*Task to complete*
Each line in the entries below that holds the string "content" must be copied.

Dataset rows describing interfaces
# # #

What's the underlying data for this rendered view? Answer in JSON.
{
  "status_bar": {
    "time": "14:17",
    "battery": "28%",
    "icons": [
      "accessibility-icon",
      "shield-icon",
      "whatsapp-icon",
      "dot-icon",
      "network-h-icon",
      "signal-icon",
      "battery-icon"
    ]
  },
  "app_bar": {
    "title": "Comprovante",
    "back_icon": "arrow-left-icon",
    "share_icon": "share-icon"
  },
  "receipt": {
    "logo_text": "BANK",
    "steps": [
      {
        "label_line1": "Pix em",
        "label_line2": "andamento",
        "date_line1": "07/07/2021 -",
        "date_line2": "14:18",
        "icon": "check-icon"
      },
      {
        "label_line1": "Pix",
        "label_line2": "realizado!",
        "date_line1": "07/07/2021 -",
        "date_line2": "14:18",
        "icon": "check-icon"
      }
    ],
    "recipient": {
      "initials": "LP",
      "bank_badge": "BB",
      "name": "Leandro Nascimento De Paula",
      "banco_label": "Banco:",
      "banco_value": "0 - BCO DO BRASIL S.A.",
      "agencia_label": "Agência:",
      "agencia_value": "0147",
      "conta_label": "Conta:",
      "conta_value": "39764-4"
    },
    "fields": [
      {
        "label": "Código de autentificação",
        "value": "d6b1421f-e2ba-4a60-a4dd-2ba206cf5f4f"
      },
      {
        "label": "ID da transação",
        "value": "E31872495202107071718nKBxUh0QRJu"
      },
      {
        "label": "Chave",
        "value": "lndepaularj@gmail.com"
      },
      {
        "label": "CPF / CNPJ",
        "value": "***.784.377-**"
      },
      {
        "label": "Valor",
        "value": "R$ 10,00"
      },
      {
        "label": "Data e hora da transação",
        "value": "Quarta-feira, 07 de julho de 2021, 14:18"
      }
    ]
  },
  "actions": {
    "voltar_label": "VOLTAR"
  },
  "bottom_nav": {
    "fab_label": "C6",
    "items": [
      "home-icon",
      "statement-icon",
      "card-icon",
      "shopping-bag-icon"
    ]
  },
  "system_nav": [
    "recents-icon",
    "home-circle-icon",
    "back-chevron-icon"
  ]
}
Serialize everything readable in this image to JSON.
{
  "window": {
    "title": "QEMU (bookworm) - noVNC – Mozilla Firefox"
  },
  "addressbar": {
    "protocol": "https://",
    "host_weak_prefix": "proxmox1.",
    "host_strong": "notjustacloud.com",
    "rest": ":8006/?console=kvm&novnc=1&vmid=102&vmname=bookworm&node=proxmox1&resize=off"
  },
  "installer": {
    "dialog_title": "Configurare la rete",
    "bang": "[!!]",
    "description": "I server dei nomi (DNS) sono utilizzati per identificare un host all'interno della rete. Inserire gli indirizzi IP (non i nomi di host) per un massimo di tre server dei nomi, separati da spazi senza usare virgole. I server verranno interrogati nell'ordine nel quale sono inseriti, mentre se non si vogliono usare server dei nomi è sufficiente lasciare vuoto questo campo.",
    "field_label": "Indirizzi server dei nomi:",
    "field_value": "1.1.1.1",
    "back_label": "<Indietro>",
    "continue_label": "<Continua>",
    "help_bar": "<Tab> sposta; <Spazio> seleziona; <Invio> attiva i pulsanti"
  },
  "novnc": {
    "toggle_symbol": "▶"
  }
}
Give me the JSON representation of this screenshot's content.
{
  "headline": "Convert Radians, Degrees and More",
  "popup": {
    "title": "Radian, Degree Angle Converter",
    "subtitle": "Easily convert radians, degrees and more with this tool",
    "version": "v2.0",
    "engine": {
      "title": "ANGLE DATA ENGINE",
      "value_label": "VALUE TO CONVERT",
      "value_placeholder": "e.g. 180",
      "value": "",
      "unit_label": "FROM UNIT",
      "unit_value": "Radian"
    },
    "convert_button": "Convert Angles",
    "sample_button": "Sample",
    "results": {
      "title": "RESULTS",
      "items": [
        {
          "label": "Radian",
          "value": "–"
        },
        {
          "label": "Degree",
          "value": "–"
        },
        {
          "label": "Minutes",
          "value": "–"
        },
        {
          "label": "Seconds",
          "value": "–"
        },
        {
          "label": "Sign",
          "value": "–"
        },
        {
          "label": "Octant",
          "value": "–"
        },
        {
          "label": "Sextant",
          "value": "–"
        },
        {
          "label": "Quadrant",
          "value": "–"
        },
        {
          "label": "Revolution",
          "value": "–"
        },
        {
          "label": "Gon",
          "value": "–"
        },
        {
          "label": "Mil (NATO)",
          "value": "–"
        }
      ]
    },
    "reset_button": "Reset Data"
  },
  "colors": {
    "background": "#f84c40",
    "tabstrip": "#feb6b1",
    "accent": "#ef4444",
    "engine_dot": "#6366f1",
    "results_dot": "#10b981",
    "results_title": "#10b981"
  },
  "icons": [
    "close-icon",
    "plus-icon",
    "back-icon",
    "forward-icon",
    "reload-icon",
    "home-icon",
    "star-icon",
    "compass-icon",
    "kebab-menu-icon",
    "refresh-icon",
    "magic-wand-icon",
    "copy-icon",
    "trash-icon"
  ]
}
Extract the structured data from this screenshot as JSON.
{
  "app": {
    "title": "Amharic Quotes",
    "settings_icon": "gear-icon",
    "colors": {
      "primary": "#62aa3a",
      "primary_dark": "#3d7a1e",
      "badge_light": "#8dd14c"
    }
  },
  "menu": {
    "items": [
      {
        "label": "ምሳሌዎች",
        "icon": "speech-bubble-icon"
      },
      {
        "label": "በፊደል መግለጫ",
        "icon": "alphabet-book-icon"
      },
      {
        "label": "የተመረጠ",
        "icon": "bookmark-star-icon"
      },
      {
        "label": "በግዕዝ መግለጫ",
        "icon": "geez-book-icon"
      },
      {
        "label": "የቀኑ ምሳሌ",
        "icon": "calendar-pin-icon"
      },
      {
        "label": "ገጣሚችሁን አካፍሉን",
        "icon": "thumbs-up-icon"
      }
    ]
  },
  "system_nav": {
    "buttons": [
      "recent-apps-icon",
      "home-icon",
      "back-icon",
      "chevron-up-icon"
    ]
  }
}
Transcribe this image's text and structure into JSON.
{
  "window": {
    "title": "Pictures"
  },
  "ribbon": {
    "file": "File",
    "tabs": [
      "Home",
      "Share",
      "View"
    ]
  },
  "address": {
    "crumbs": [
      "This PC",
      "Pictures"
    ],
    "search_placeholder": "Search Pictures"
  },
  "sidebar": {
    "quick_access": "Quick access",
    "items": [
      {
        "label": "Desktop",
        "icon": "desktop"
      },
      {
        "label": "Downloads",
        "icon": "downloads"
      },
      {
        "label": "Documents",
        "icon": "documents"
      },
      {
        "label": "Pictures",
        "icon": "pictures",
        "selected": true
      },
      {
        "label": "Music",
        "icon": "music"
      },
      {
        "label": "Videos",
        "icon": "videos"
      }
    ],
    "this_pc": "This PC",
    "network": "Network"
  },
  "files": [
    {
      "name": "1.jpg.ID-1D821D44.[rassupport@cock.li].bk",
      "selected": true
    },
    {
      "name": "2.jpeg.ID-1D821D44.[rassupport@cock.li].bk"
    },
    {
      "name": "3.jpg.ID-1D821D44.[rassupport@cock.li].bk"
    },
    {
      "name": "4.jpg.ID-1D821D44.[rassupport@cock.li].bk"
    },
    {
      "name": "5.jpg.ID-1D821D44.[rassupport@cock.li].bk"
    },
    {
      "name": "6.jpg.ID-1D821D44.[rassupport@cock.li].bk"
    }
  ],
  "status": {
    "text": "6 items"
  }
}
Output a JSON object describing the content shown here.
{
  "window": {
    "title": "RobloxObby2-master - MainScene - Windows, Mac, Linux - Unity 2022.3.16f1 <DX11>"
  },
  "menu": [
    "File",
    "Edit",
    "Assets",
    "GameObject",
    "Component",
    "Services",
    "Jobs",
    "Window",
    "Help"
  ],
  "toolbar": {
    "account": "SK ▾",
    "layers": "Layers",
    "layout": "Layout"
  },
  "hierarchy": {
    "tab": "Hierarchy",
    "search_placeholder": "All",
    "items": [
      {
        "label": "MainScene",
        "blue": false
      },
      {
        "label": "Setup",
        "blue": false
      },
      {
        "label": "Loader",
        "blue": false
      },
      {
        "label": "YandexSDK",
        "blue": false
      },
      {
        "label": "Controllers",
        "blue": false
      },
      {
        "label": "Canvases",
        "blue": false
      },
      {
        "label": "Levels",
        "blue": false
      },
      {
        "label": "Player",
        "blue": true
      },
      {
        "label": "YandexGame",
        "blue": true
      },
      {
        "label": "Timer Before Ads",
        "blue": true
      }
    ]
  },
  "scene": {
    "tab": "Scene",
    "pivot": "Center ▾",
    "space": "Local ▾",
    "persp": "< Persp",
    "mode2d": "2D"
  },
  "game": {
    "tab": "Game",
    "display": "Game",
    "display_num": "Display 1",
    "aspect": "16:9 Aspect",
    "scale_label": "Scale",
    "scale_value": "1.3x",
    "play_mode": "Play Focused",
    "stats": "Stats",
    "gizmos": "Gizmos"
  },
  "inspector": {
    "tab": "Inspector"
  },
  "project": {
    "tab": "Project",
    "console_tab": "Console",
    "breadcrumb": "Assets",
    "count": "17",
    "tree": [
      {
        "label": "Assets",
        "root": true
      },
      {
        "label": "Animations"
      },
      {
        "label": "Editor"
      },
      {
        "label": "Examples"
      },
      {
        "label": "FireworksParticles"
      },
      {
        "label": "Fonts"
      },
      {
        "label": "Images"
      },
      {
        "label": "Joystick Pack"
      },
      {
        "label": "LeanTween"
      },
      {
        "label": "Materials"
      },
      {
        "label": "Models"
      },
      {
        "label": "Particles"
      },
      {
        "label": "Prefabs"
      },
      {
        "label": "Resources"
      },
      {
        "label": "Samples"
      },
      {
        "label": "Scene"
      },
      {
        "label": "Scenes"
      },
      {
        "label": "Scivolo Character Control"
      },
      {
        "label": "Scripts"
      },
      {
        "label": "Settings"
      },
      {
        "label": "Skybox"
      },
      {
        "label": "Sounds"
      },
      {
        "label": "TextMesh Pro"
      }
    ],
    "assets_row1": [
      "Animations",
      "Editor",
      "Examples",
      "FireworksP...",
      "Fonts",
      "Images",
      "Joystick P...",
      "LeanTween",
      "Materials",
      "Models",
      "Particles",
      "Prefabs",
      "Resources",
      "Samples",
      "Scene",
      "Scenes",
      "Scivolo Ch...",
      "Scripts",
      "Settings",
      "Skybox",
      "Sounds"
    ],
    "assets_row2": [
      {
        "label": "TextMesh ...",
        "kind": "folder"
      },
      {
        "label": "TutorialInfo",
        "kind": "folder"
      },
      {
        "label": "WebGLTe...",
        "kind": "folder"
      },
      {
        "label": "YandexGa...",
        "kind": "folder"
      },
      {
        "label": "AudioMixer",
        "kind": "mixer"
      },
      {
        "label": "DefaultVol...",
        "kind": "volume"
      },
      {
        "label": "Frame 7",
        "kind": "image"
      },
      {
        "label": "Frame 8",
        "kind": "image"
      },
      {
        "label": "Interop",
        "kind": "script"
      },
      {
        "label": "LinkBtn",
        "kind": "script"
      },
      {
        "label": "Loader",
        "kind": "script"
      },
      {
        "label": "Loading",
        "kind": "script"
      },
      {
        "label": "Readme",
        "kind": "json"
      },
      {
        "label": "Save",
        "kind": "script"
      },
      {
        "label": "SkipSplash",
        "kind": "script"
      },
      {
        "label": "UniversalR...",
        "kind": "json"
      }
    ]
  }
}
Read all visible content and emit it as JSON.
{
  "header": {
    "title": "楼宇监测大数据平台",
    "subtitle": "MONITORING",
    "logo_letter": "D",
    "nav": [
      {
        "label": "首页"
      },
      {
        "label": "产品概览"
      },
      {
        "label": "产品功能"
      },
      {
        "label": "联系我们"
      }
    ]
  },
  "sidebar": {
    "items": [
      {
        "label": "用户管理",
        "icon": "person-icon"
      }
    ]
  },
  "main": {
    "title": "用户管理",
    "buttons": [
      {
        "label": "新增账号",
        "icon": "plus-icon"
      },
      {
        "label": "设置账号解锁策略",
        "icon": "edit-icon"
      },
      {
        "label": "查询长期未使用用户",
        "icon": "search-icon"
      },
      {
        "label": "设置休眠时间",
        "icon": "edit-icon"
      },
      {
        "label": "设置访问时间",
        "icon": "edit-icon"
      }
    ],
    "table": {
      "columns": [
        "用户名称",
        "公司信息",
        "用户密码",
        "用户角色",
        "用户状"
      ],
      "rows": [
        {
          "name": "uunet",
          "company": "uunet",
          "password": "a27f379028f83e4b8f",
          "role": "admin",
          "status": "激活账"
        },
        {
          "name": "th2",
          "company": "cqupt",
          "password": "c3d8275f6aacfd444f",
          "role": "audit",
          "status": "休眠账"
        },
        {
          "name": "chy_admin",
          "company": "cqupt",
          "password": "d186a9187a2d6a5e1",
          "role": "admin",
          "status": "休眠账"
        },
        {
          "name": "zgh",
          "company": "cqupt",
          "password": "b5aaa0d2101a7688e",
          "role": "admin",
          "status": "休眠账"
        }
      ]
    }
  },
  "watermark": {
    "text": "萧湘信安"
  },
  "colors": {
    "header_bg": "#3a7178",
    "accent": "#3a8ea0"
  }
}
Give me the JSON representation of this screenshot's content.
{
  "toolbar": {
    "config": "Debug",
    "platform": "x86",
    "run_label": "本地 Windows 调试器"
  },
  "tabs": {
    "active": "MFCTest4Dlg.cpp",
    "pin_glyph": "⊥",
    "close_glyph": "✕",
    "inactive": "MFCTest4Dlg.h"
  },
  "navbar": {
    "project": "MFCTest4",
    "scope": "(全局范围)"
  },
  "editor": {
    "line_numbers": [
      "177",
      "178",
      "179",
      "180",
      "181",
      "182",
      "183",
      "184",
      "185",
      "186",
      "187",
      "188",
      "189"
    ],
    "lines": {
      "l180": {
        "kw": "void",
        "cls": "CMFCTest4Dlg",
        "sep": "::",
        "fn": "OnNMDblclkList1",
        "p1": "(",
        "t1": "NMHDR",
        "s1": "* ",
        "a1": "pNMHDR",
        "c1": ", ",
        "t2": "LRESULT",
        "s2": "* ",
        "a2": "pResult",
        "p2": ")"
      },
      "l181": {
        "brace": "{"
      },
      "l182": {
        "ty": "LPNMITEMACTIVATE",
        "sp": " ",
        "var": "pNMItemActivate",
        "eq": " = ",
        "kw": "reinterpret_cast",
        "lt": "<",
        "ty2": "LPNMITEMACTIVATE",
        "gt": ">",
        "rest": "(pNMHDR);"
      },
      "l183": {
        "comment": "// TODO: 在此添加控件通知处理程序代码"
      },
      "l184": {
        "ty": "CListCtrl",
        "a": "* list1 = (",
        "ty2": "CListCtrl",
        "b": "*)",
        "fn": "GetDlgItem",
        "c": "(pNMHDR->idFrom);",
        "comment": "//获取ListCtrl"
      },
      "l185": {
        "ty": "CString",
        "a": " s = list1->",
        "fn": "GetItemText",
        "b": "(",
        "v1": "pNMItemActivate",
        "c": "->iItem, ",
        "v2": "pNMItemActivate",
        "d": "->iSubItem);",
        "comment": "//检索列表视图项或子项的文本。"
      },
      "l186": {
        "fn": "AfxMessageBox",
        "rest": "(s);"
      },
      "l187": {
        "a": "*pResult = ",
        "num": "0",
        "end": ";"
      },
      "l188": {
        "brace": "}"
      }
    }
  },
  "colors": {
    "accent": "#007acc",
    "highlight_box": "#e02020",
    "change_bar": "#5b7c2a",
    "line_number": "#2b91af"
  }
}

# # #

*Answer*
Give me the JSON representation of this screenshot's content.
Output a JSON object describing the content shown here.
Read all visible content and emit it as JSON.
Give me the JSON representation of this screenshot's content.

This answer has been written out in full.